During Journey, 12-Year-Old Drake Gives Back
MAYVILLE — Debbie McKane said the act of connecting, building and snapping the Lego pieces eases her son’s mind and lets him forget about cancer at least for while.
A year ago today, 12-year old Drake McKane of Mayville was diagnosed with leukemia, a form of cancer that affects a person’s blood and bone marrow. The year-long journey has included treatment every week, but one thing that helps McKane through the ongoing process is playing with Legos. On Friday, he was able to share his self-help activity with other children diagnosed with cancer.
McKane and his family delivered more than 150 boxes of Lego sets and 60 stuffed animals to children diagnosed with cancer at Oishei Children’s Hospital of Buffalo.
Debbie McKane said her son is generally in positive spirits living with leukemia and recently decided to give back to other people in need. After receiving support from family members and the community when Drake McKane was diagnosed — a tough time for the McKane’s — the family thought donating to other children diagnosed with cancer was the right thing to do.
“It was shocking, heartbreaking,” Debbie McKane said of initially hearing the diagnosis. “It felt like our world was tipped upside down.”
The 12-year old Mayville boy was diagnosed with B-Cell Acute Lymphoblastic Leukemia, the most common form of leukemia. It was also determined that he possessed what’s referred to as the Philadelphia chromosome. The abnormality is observed when part of chromosome nine transfers into chromosome 22, according to the National Cancer Institute’s Dictionary of Cancer Terms. The changed chromosome 22 is referred to as the Philadelphia chromosome. Debbie McKane said the abnormality makes it more difficult for her son to recover from leukemia and subsequent treatment.
But, despite being faced with these obstacles, Drake McKane remains positive, his mother said.
“He knows he’s not alone,” she said.

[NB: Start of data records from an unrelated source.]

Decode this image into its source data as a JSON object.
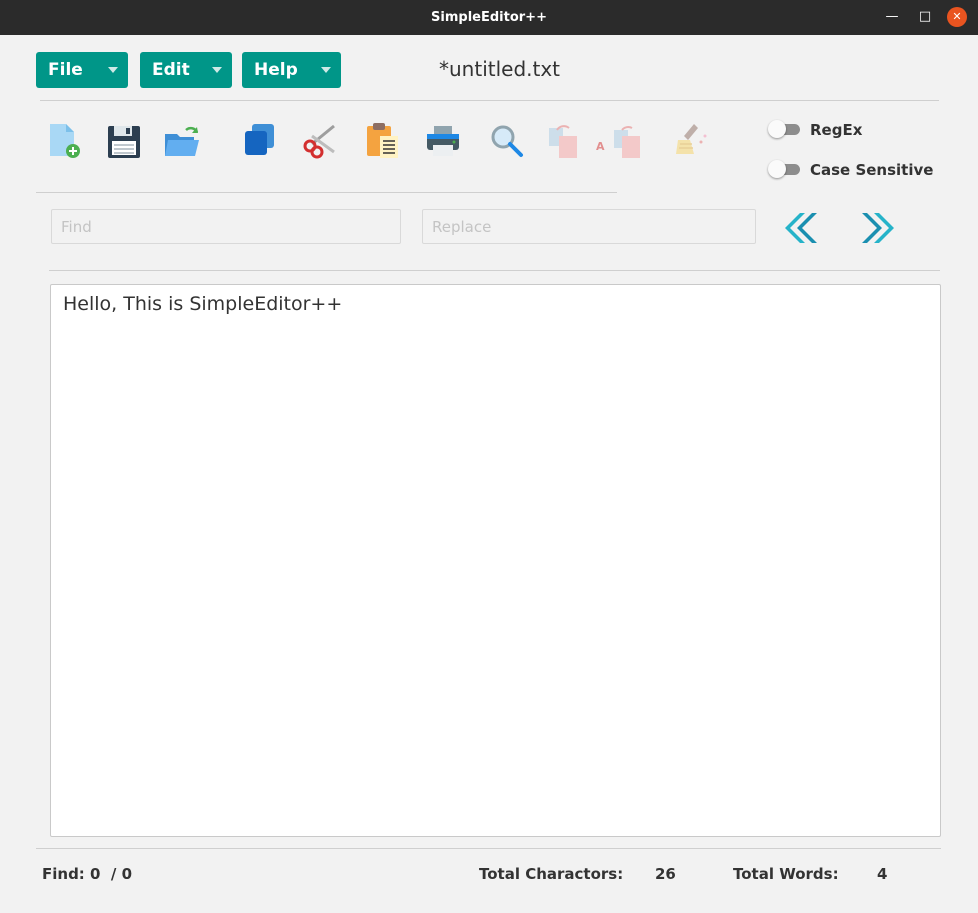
{
  "window": {
    "title": "SimpleEditor++",
    "minimize": "—",
    "maximize": "□",
    "close": "✕"
  },
  "menus": [
    {
      "label": "File"
    },
    {
      "label": "Edit"
    },
    {
      "label": "Help"
    }
  ],
  "document": {
    "filename": "*untitled.txt",
    "content": "Hello, This is SimpleEditor++"
  },
  "toolbar": {
    "icons": [
      "new-file-icon",
      "save-icon",
      "open-folder-icon",
      "copy-icon",
      "cut-icon",
      "paste-icon",
      "print-icon",
      "search-icon",
      "replace-icon",
      "replace-all-icon",
      "clear-icon"
    ]
  },
  "options": {
    "regex_label": "RegEx",
    "regex_on": false,
    "case_label": "Case Sensitive",
    "case_on": false
  },
  "search": {
    "find_placeholder": "Find",
    "replace_placeholder": "Replace",
    "find_value": "",
    "replace_value": ""
  },
  "status": {
    "find_label": "Find: 0  / 0",
    "chars_label": "Total Charactors:",
    "chars_value": "26",
    "words_label": "Total Words:",
    "words_value": "4"
  },
  "colors": {
    "menu": "#009688",
    "accent_nav": "#26b3c9",
    "titlebar": "#2b2b2b",
    "close": "#e95420"
  }
}
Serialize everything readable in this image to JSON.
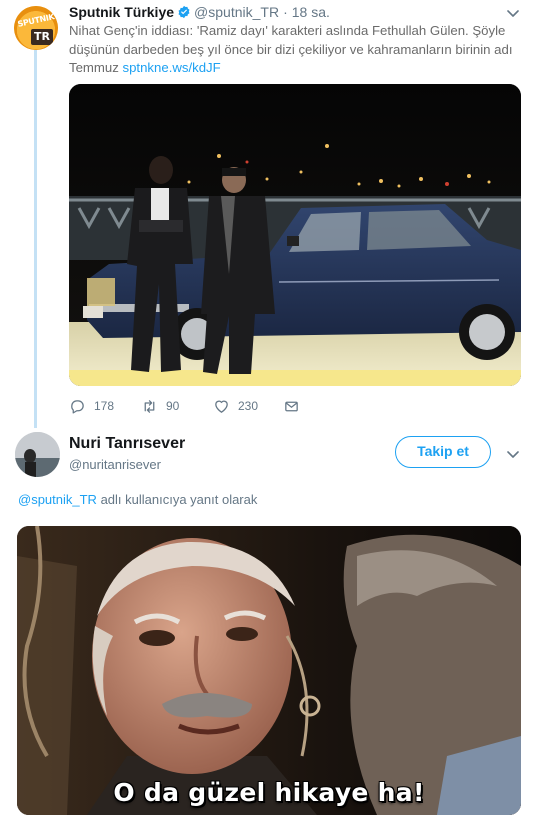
{
  "parent_tweet": {
    "avatar": {
      "brand_text": "SPUTNIK",
      "badge_text": "TR"
    },
    "name": "Sputnik Türkiye",
    "handle": "@sputnik_TR",
    "separator": "·",
    "time": "18 sa.",
    "text_line1": "Nihat Genç'in iddiası: 'Ramiz dayı' karakteri aslında Fethullah Gülen. Şöyle",
    "text_line2": "düşünün darbeden beş yıl önce bir dizi çekiliyor ve kahramanların birinin adı",
    "text_line3": "Temmuz ",
    "link": "sptnkne.ws/kdJF",
    "counts": {
      "replies": "178",
      "retweets": "90",
      "likes": "230"
    },
    "icons": [
      "verified-badge-icon",
      "chevron-down-icon",
      "reply-icon",
      "retweet-icon",
      "heart-icon",
      "envelope-icon"
    ]
  },
  "reply_tweet": {
    "name": "Nuri Tanrısever",
    "handle": "@nuritanrisever",
    "follow_label": "Takip et",
    "reply_mention": "@sputnik_TR",
    "reply_suffix": " adlı kullanıcıya yanıt olarak",
    "image_subtitle": "O da güzel hikaye ha!"
  },
  "colors": {
    "accent": "#1da1f2",
    "secondary_text": "#657786",
    "thread_line": "#c4e1f5"
  }
}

On Friday, Drake McKane, accompanied by his mother, father, brother and sister, wasn’t alone — nor were many other children inside the hospital. Drake McKane delivered boxes of Legos and stuffed animals on the 12th floor. Other floors were later treated to the donations as well.
“I just found that Legos are pretty calming and relaxing for him,” she said of her son. “They get ‘chemo brain,’ as the doctor’s call it. They get forgetfull. It’s just so relaxing to do this and it helps because they have to actually concentrate. It helps mind wise as well as a form of physical therapy for his hands.”
“It helps probably because it keeps their mind content,” she continued. “It takes them away from thinking about the fact they have cancer 24/7.”
The collection of donations began after she posted on the “Drake’s Journey” Facebook page about the idea. The fundraiser eventually incorporated stuffed animals, too. Through the Facebook page, family and additional support, the McKane’s were able to curate the end total amount of donations. Drake McKane and his mother hope the donations of Lego blocks can help ease the mind’s of children at least for as long as the build lasts.
“For Drake, he’s in Lego world when he’s building,” Debbie McKane said. “He’s not thinking about the fact he has cancer. He’s fully concentrated on building.”
Drake McKane is expected to undergo treatment for at least one more year. Debbie McKane also expected the family would do another round of donations this year as well, and was open to making it an annual endeavor.